(Data about app and page elements)

- Opening Delimiter -

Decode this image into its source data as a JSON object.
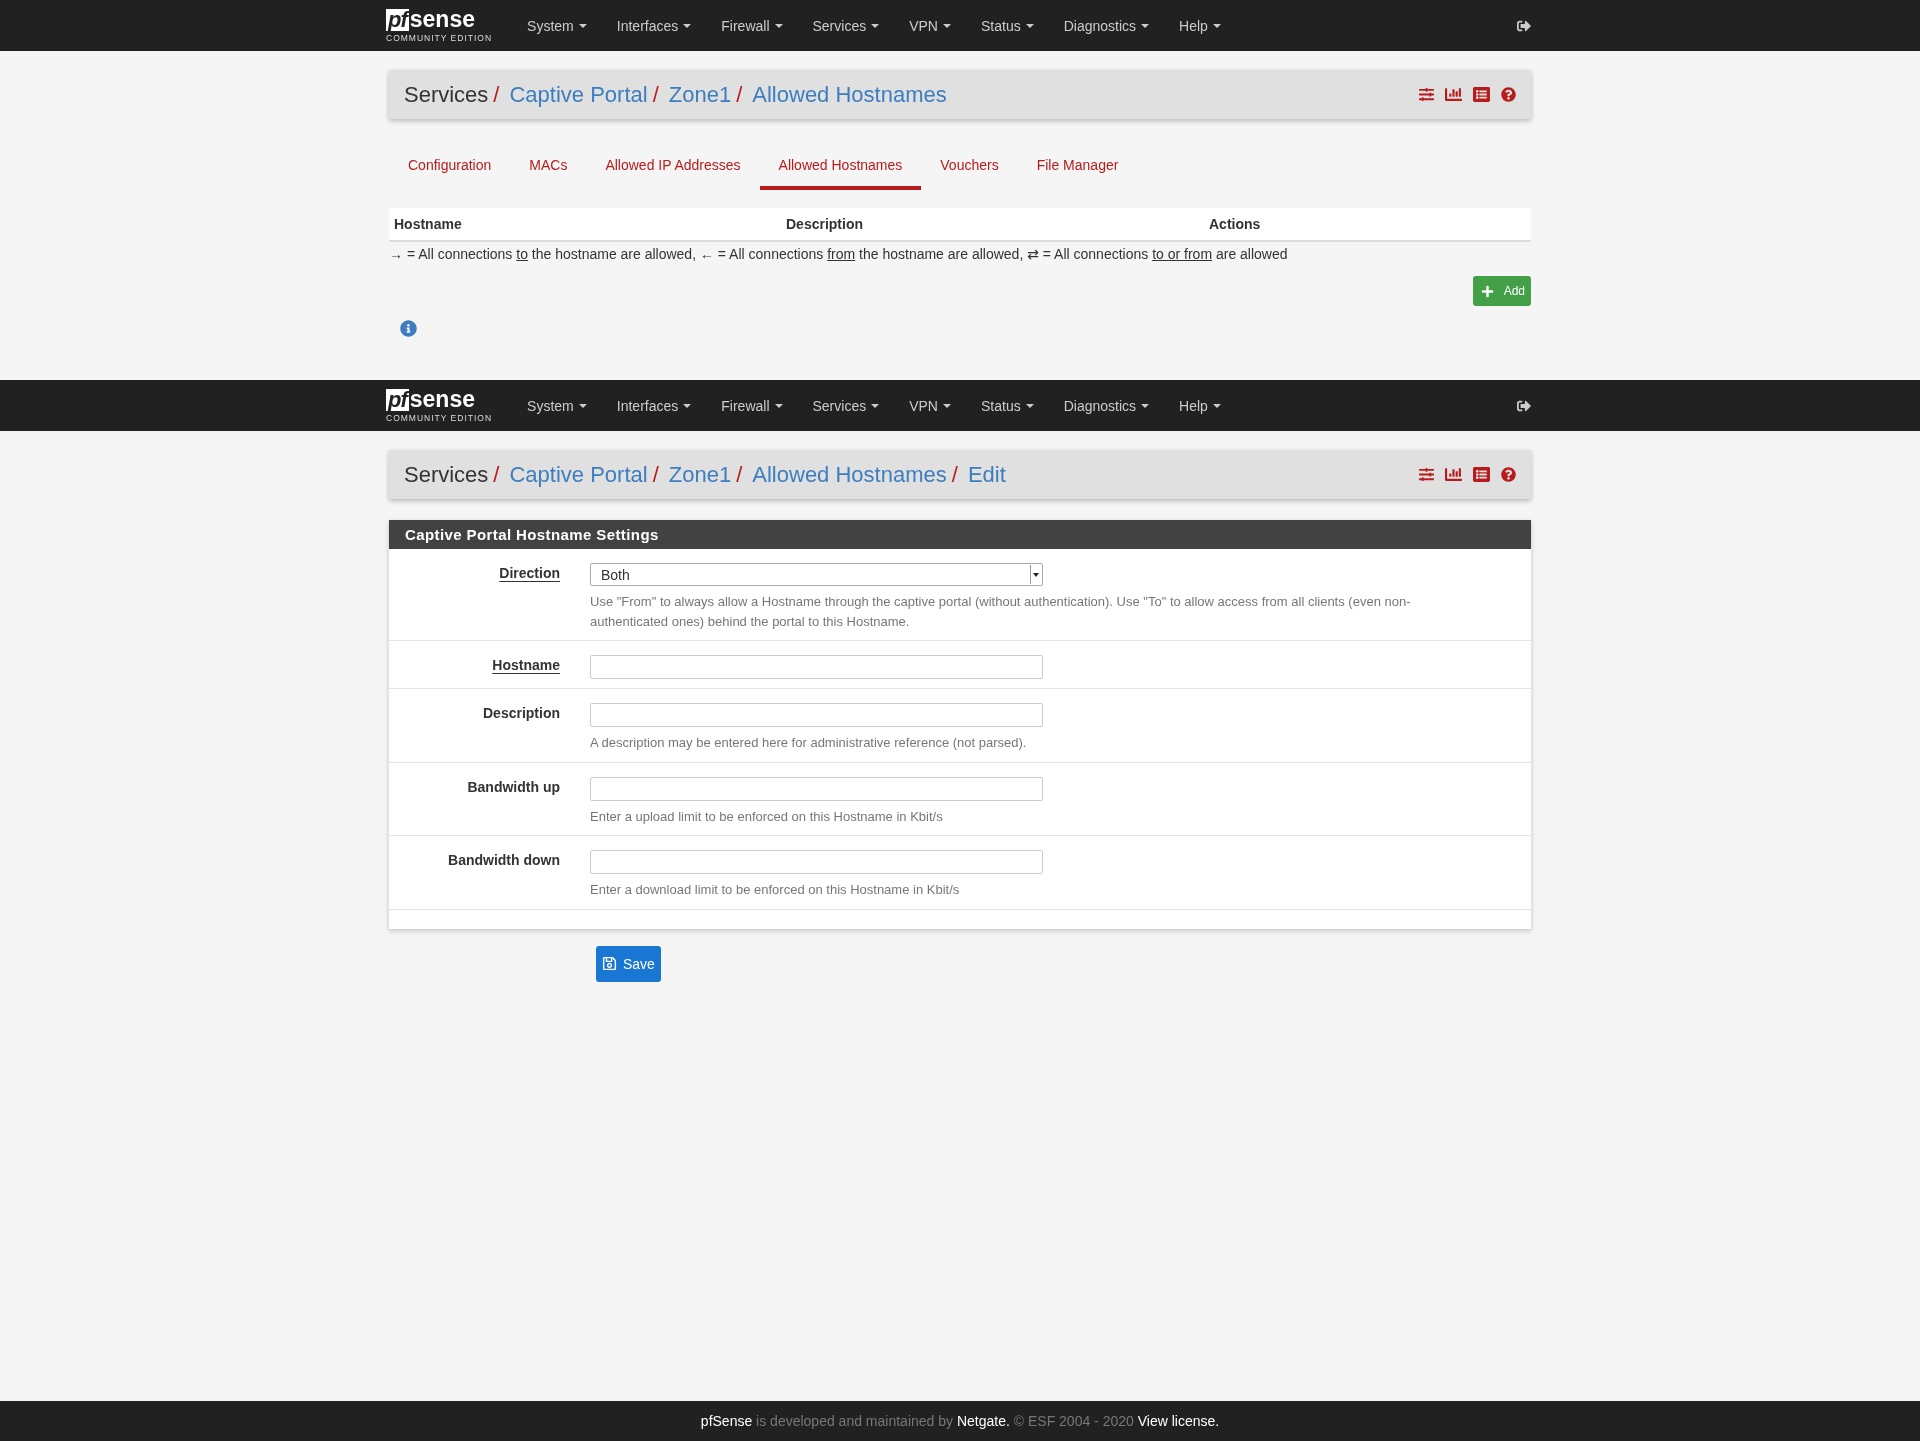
{
  "top_navbar": {
    "logo": {
      "mark": "pf",
      "word": "sense",
      "edition": "COMMUNITY EDITION"
    },
    "menus": [
      "System",
      "Interfaces",
      "Firewall",
      "Services",
      "VPN",
      "Status",
      "Diagnostics",
      "Help"
    ]
  },
  "list_view": {
    "breadcrumb": [
      {
        "text": "Services",
        "link": false,
        "separator": "/"
      },
      {
        "text": "Captive Portal",
        "link": true,
        "separator": "/"
      },
      {
        "text": "Zone1",
        "link": true,
        "separator": "/"
      },
      {
        "text": "Allowed Hostnames",
        "link": true
      }
    ],
    "tabs": [
      {
        "label": "Configuration",
        "selected": false
      },
      {
        "label": "MACs",
        "selected": false
      },
      {
        "label": "Allowed IP Addresses",
        "selected": false
      },
      {
        "label": "Allowed Hostnames",
        "selected": true
      },
      {
        "label": "Vouchers",
        "selected": false
      },
      {
        "label": "File Manager",
        "selected": false
      }
    ],
    "table": {
      "columns": [
        "Hostname",
        "Description",
        "Actions"
      ]
    },
    "legend": [
      {
        "text": "→ = All connections ",
        "underline": false
      },
      {
        "text": "to",
        "underline": true
      },
      {
        "text": " the hostname are allowed, ← = All connections ",
        "underline": false
      },
      {
        "text": "from",
        "underline": true
      },
      {
        "text": " the hostname are allowed, ⇄ = All connections ",
        "underline": false
      },
      {
        "text": "to or from",
        "underline": true
      },
      {
        "text": " are allowed",
        "underline": false
      }
    ],
    "add_button": "Add"
  },
  "second_navbar": {
    "logo": {
      "mark": "pf",
      "word": "sense",
      "edition": "COMMUNITY EDITION"
    },
    "menus": [
      "System",
      "Interfaces",
      "Firewall",
      "Services",
      "VPN",
      "Status",
      "Diagnostics",
      "Help"
    ]
  },
  "edit_view": {
    "breadcrumb": [
      {
        "text": "Services",
        "link": false,
        "separator": "/"
      },
      {
        "text": "Captive Portal",
        "link": true,
        "separator": "/"
      },
      {
        "text": "Zone1",
        "link": true,
        "separator": "/"
      },
      {
        "text": "Allowed Hostnames",
        "link": true,
        "separator": "/"
      },
      {
        "text": "Edit",
        "link": true
      }
    ],
    "panel_title": "Captive Portal Hostname Settings",
    "fields": [
      {
        "label": "Direction",
        "required": true,
        "kind": "select",
        "value": "Both",
        "help": "Use \"From\" to always allow a Hostname through the captive portal (without authentication). Use \"To\" to allow access from all clients (even non-authenticated ones) behind the portal to this Hostname."
      },
      {
        "label": "Hostname",
        "required": true,
        "kind": "text"
      },
      {
        "label": "Description",
        "required": false,
        "kind": "text",
        "help": "A description may be entered here for administrative reference (not parsed)."
      },
      {
        "label": "Bandwidth up",
        "required": false,
        "kind": "text",
        "help": "Enter a upload limit to be enforced on this Hostname in Kbit/s"
      },
      {
        "label": "Bandwidth down",
        "required": false,
        "kind": "text",
        "help": "Enter a download limit to be enforced on this Hostname in Kbit/s"
      }
    ],
    "save_button": "Save"
  },
  "footer": [
    {
      "text": "pfSense",
      "bright": true
    },
    {
      "text": " is developed and maintained by ",
      "bright": false
    },
    {
      "text": "Netgate.",
      "bright": true
    },
    {
      "text": " © ESF 2004 - 2020",
      "bright": false
    },
    {
      "text": " View license.",
      "bright": true
    }
  ]
}
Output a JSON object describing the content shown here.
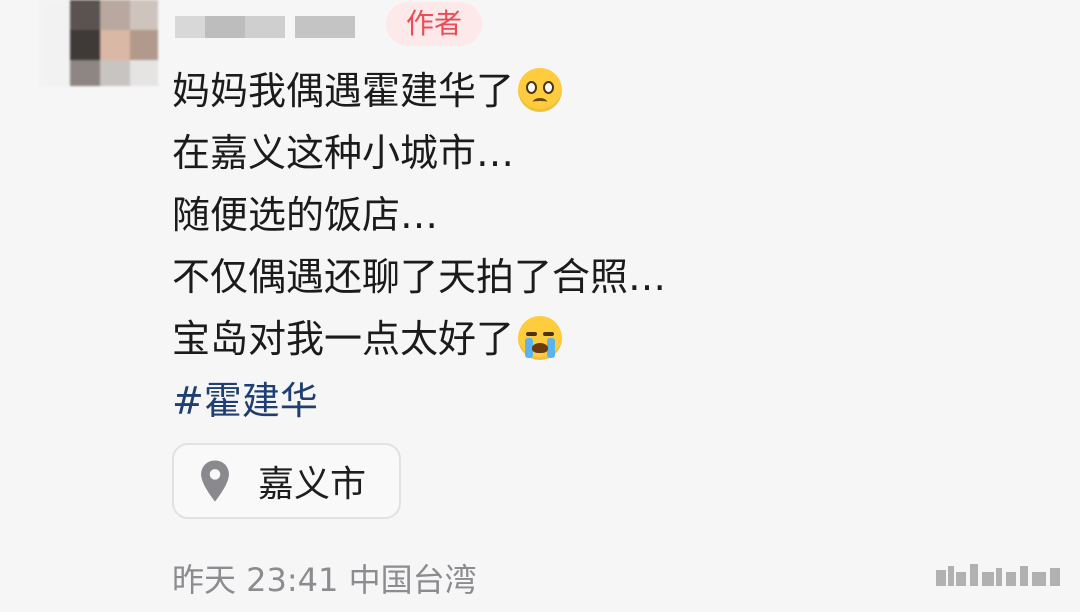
{
  "author": {
    "badge": "作者"
  },
  "post": {
    "lines": [
      "妈妈我偶遇霍建华了",
      "在嘉义这种小城市…",
      "随便选的饭店…",
      "不仅偶遇还聊了天拍了合照…",
      "宝岛对我一点太好了"
    ],
    "emojis": [
      "pleading-face-icon",
      "loudly-crying-face-icon"
    ],
    "hashtag": "#霍建华"
  },
  "location": {
    "label": "嘉义市",
    "icon": "location-pin-icon"
  },
  "meta": {
    "timestamp": "昨天 23:41 中国台湾"
  },
  "colors": {
    "badge_bg": "#fde9ea",
    "badge_text": "#f04a55",
    "hashtag": "#1f3f73",
    "meta_text": "#8c8c90"
  }
}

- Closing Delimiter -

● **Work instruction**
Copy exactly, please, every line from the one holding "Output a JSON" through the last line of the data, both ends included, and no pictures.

● **Your response**
Output a JSON object describing the content shown here.
{
  "author": {
    "badge": "作者"
  },
  "post": {
    "lines": [
      "妈妈我偶遇霍建华了",
      "在嘉义这种小城市…",
      "随便选的饭店…",
      "不仅偶遇还聊了天拍了合照…",
      "宝岛对我一点太好了"
    ],
    "emojis": [
      "pleading-face-icon",
      "loudly-crying-face-icon"
    ],
    "hashtag": "#霍建华"
  },
  "location": {
    "label": "嘉义市",
    "icon": "location-pin-icon"
  },
  "meta": {
    "timestamp": "昨天 23:41 中国台湾"
  },
  "colors": {
    "badge_bg": "#fde9ea",
    "badge_text": "#f04a55",
    "hashtag": "#1f3f73",
    "meta_text": "#8c8c90"
  }
}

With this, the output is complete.